_What is being asked_
Without including any pictures, give back all of the data exactly.

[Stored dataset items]
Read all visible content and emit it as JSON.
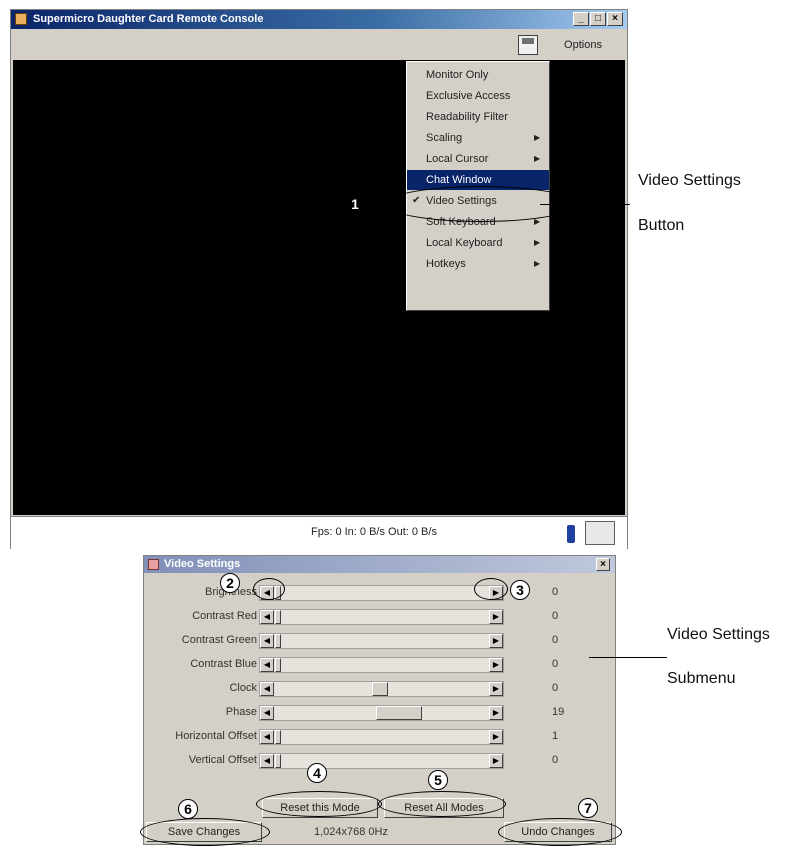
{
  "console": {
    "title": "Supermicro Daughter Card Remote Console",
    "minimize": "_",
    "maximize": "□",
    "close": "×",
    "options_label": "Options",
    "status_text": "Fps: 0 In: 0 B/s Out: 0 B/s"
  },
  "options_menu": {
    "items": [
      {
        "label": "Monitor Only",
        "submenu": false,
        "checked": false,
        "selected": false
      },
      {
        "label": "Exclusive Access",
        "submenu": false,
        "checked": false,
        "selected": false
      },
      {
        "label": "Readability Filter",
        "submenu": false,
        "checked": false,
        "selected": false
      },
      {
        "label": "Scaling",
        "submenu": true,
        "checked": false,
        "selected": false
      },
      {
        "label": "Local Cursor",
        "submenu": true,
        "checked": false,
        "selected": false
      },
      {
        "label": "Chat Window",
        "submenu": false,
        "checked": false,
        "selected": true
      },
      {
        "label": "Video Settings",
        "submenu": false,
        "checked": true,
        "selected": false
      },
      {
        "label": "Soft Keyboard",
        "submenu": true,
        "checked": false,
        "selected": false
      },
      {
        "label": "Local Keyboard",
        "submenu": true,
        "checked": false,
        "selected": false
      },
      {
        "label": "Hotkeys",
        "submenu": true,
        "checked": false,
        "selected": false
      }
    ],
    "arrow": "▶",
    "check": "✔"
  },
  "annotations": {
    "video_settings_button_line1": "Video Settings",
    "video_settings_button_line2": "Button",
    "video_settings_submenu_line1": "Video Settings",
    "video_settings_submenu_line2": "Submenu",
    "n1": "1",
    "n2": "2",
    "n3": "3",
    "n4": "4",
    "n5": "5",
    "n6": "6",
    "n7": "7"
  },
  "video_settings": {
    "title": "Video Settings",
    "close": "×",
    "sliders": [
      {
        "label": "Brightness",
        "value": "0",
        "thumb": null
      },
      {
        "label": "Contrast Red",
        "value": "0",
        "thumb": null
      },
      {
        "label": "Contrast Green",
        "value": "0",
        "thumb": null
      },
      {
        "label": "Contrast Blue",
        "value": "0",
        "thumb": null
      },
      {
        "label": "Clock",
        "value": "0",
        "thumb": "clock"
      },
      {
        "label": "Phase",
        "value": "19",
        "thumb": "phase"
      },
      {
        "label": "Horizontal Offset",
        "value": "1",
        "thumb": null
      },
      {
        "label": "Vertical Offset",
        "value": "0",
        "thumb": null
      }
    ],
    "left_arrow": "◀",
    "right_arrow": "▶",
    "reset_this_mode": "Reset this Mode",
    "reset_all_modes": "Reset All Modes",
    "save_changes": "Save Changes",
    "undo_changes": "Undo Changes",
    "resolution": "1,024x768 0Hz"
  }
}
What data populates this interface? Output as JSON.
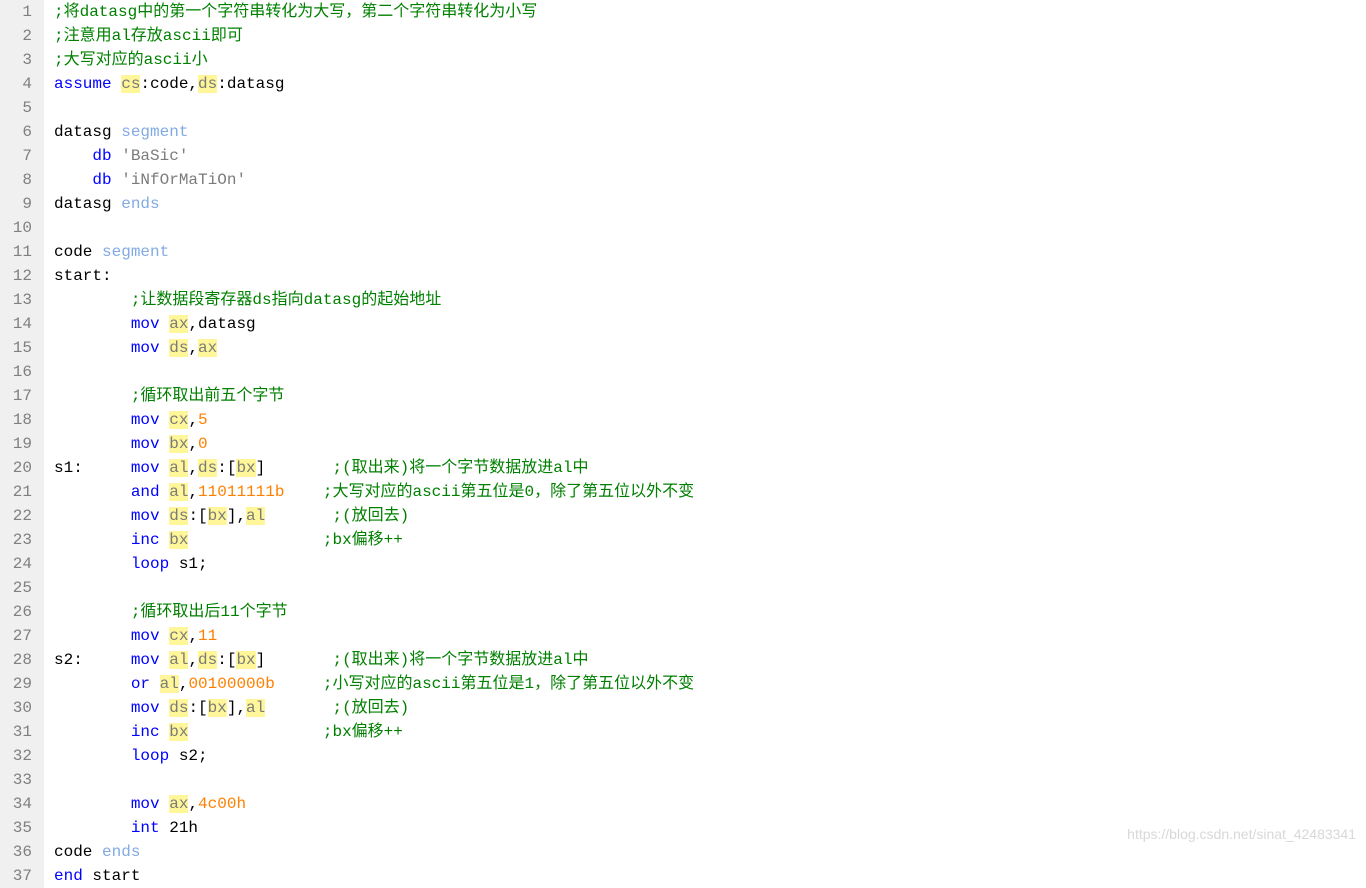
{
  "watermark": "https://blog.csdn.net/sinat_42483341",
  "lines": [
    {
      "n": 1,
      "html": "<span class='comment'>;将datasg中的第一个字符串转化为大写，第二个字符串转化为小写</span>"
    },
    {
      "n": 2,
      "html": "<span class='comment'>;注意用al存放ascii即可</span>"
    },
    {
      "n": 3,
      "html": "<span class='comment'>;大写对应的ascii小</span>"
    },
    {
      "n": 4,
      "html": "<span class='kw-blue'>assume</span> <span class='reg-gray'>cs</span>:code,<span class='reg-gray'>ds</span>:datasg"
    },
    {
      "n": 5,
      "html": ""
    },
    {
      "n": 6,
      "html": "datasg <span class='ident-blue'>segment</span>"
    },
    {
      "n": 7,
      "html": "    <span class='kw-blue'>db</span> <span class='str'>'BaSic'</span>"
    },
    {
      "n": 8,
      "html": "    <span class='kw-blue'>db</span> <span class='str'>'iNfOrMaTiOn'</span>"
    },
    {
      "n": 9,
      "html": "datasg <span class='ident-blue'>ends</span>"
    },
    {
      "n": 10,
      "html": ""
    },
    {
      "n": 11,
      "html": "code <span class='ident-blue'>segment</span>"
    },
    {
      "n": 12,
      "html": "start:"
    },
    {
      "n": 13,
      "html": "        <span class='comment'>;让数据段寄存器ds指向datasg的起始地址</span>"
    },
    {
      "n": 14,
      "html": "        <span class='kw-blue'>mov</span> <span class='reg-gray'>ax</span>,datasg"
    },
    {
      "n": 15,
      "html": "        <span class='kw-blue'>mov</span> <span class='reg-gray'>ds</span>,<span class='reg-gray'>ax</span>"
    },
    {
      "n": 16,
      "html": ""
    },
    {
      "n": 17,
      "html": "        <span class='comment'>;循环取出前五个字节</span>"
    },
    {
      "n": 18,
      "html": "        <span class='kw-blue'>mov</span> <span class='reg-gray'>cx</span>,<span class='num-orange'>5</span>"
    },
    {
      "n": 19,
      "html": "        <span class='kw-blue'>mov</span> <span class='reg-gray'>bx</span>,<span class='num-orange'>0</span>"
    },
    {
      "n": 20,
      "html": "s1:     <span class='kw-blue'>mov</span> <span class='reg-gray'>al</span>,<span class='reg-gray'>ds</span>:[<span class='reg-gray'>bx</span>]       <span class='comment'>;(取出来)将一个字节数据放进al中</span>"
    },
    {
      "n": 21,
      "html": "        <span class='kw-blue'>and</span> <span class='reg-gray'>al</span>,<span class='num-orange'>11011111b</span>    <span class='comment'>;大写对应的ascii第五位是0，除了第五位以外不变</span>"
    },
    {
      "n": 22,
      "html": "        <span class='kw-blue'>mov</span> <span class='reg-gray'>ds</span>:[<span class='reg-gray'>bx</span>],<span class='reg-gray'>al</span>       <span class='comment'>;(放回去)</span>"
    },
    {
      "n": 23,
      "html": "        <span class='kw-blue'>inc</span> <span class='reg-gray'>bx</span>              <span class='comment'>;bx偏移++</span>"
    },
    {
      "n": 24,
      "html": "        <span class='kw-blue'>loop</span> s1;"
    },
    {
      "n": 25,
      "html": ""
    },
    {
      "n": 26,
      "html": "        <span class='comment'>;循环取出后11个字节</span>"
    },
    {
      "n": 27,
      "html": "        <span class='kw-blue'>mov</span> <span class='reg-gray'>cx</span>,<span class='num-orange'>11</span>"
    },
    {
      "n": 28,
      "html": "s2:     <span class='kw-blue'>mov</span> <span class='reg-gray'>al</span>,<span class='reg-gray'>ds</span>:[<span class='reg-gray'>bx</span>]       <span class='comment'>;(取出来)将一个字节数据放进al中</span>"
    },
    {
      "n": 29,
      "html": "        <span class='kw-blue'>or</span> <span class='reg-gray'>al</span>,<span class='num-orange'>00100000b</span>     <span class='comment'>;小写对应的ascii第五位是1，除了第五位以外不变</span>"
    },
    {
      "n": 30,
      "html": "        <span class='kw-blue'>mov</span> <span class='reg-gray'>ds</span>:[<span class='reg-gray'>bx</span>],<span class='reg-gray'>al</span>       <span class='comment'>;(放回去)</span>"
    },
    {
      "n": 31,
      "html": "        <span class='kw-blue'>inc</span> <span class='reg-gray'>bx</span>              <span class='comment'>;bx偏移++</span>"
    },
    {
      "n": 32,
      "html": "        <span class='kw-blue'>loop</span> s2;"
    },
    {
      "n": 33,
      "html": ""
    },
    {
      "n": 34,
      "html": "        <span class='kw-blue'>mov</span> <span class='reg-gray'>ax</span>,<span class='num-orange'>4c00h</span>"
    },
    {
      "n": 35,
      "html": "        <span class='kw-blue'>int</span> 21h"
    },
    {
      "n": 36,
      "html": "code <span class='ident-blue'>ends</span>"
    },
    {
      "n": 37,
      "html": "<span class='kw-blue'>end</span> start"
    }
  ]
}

_Answer to the exercise_
Read all visible content and emit it as JSON.
{
  "console": {
    "title": "Supermicro Daughter Card Remote Console",
    "minimize": "_",
    "maximize": "□",
    "close": "×",
    "options_label": "Options",
    "status_text": "Fps: 0 In: 0 B/s Out: 0 B/s"
  },
  "options_menu": {
    "items": [
      {
        "label": "Monitor Only",
        "submenu": false,
        "checked": false,
        "selected": false
      },
      {
        "label": "Exclusive Access",
        "submenu": false,
        "checked": false,
        "selected": false
      },
      {
        "label": "Readability Filter",
        "submenu": false,
        "checked": false,
        "selected": false
      },
      {
        "label": "Scaling",
        "submenu": true,
        "checked": false,
        "selected": false
      },
      {
        "label": "Local Cursor",
        "submenu": true,
        "checked": false,
        "selected": false
      },
      {
        "label": "Chat Window",
        "submenu": false,
        "checked": false,
        "selected": true
      },
      {
        "label": "Video Settings",
        "submenu": false,
        "checked": true,
        "selected": false
      },
      {
        "label": "Soft Keyboard",
        "submenu": true,
        "checked": false,
        "selected": false
      },
      {
        "label": "Local Keyboard",
        "submenu": true,
        "checked": false,
        "selected": false
      },
      {
        "label": "Hotkeys",
        "submenu": true,
        "checked": false,
        "selected": false
      }
    ],
    "arrow": "▶",
    "check": "✔"
  },
  "annotations": {
    "video_settings_button_line1": "Video Settings",
    "video_settings_button_line2": "Button",
    "video_settings_submenu_line1": "Video Settings",
    "video_settings_submenu_line2": "Submenu",
    "n1": "1",
    "n2": "2",
    "n3": "3",
    "n4": "4",
    "n5": "5",
    "n6": "6",
    "n7": "7"
  },
  "video_settings": {
    "title": "Video Settings",
    "close": "×",
    "sliders": [
      {
        "label": "Brightness",
        "value": "0",
        "thumb": null
      },
      {
        "label": "Contrast Red",
        "value": "0",
        "thumb": null
      },
      {
        "label": "Contrast Green",
        "value": "0",
        "thumb": null
      },
      {
        "label": "Contrast Blue",
        "value": "0",
        "thumb": null
      },
      {
        "label": "Clock",
        "value": "0",
        "thumb": "clock"
      },
      {
        "label": "Phase",
        "value": "19",
        "thumb": "phase"
      },
      {
        "label": "Horizontal Offset",
        "value": "1",
        "thumb": null
      },
      {
        "label": "Vertical Offset",
        "value": "0",
        "thumb": null
      }
    ],
    "left_arrow": "◀",
    "right_arrow": "▶",
    "reset_this_mode": "Reset this Mode",
    "reset_all_modes": "Reset All Modes",
    "save_changes": "Save Changes",
    "undo_changes": "Undo Changes",
    "resolution": "1,024x768 0Hz"
  }
}
What data populates this interface? Output as JSON.
{
  "watermark": "https://blog.csdn.net/sinat_42483341",
  "lines": [
    {
      "n": 1,
      "html": "<span class='comment'>;将datasg中的第一个字符串转化为大写，第二个字符串转化为小写</span>"
    },
    {
      "n": 2,
      "html": "<span class='comment'>;注意用al存放ascii即可</span>"
    },
    {
      "n": 3,
      "html": "<span class='comment'>;大写对应的ascii小</span>"
    },
    {
      "n": 4,
      "html": "<span class='kw-blue'>assume</span> <span class='reg-gray'>cs</span>:code,<span class='reg-gray'>ds</span>:datasg"
    },
    {
      "n": 5,
      "html": ""
    },
    {
      "n": 6,
      "html": "datasg <span class='ident-blue'>segment</span>"
    },
    {
      "n": 7,
      "html": "    <span class='kw-blue'>db</span> <span class='str'>'BaSic'</span>"
    },
    {
      "n": 8,
      "html": "    <span class='kw-blue'>db</span> <span class='str'>'iNfOrMaTiOn'</span>"
    },
    {
      "n": 9,
      "html": "datasg <span class='ident-blue'>ends</span>"
    },
    {
      "n": 10,
      "html": ""
    },
    {
      "n": 11,
      "html": "code <span class='ident-blue'>segment</span>"
    },
    {
      "n": 12,
      "html": "start:"
    },
    {
      "n": 13,
      "html": "        <span class='comment'>;让数据段寄存器ds指向datasg的起始地址</span>"
    },
    {
      "n": 14,
      "html": "        <span class='kw-blue'>mov</span> <span class='reg-gray'>ax</span>,datasg"
    },
    {
      "n": 15,
      "html": "        <span class='kw-blue'>mov</span> <span class='reg-gray'>ds</span>,<span class='reg-gray'>ax</span>"
    },
    {
      "n": 16,
      "html": ""
    },
    {
      "n": 17,
      "html": "        <span class='comment'>;循环取出前五个字节</span>"
    },
    {
      "n": 18,
      "html": "        <span class='kw-blue'>mov</span> <span class='reg-gray'>cx</span>,<span class='num-orange'>5</span>"
    },
    {
      "n": 19,
      "html": "        <span class='kw-blue'>mov</span> <span class='reg-gray'>bx</span>,<span class='num-orange'>0</span>"
    },
    {
      "n": 20,
      "html": "s1:     <span class='kw-blue'>mov</span> <span class='reg-gray'>al</span>,<span class='reg-gray'>ds</span>:[<span class='reg-gray'>bx</span>]       <span class='comment'>;(取出来)将一个字节数据放进al中</span>"
    },
    {
      "n": 21,
      "html": "        <span class='kw-blue'>and</span> <span class='reg-gray'>al</span>,<span class='num-orange'>11011111b</span>    <span class='comment'>;大写对应的ascii第五位是0，除了第五位以外不变</span>"
    },
    {
      "n": 22,
      "html": "        <span class='kw-blue'>mov</span> <span class='reg-gray'>ds</span>:[<span class='reg-gray'>bx</span>],<span class='reg-gray'>al</span>       <span class='comment'>;(放回去)</span>"
    },
    {
      "n": 23,
      "html": "        <span class='kw-blue'>inc</span> <span class='reg-gray'>bx</span>              <span class='comment'>;bx偏移++</span>"
    },
    {
      "n": 24,
      "html": "        <span class='kw-blue'>loop</span> s1;"
    },
    {
      "n": 25,
      "html": ""
    },
    {
      "n": 26,
      "html": "        <span class='comment'>;循环取出后11个字节</span>"
    },
    {
      "n": 27,
      "html": "        <span class='kw-blue'>mov</span> <span class='reg-gray'>cx</span>,<span class='num-orange'>11</span>"
    },
    {
      "n": 28,
      "html": "s2:     <span class='kw-blue'>mov</span> <span class='reg-gray'>al</span>,<span class='reg-gray'>ds</span>:[<span class='reg-gray'>bx</span>]       <span class='comment'>;(取出来)将一个字节数据放进al中</span>"
    },
    {
      "n": 29,
      "html": "        <span class='kw-blue'>or</span> <span class='reg-gray'>al</span>,<span class='num-orange'>00100000b</span>     <span class='comment'>;小写对应的ascii第五位是1，除了第五位以外不变</span>"
    },
    {
      "n": 30,
      "html": "        <span class='kw-blue'>mov</span> <span class='reg-gray'>ds</span>:[<span class='reg-gray'>bx</span>],<span class='reg-gray'>al</span>       <span class='comment'>;(放回去)</span>"
    },
    {
      "n": 31,
      "html": "        <span class='kw-blue'>inc</span> <span class='reg-gray'>bx</span>              <span class='comment'>;bx偏移++</span>"
    },
    {
      "n": 32,
      "html": "        <span class='kw-blue'>loop</span> s2;"
    },
    {
      "n": 33,
      "html": ""
    },
    {
      "n": 34,
      "html": "        <span class='kw-blue'>mov</span> <span class='reg-gray'>ax</span>,<span class='num-orange'>4c00h</span>"
    },
    {
      "n": 35,
      "html": "        <span class='kw-blue'>int</span> 21h"
    },
    {
      "n": 36,
      "html": "code <span class='ident-blue'>ends</span>"
    },
    {
      "n": 37,
      "html": "<span class='kw-blue'>end</span> start"
    }
  ]
}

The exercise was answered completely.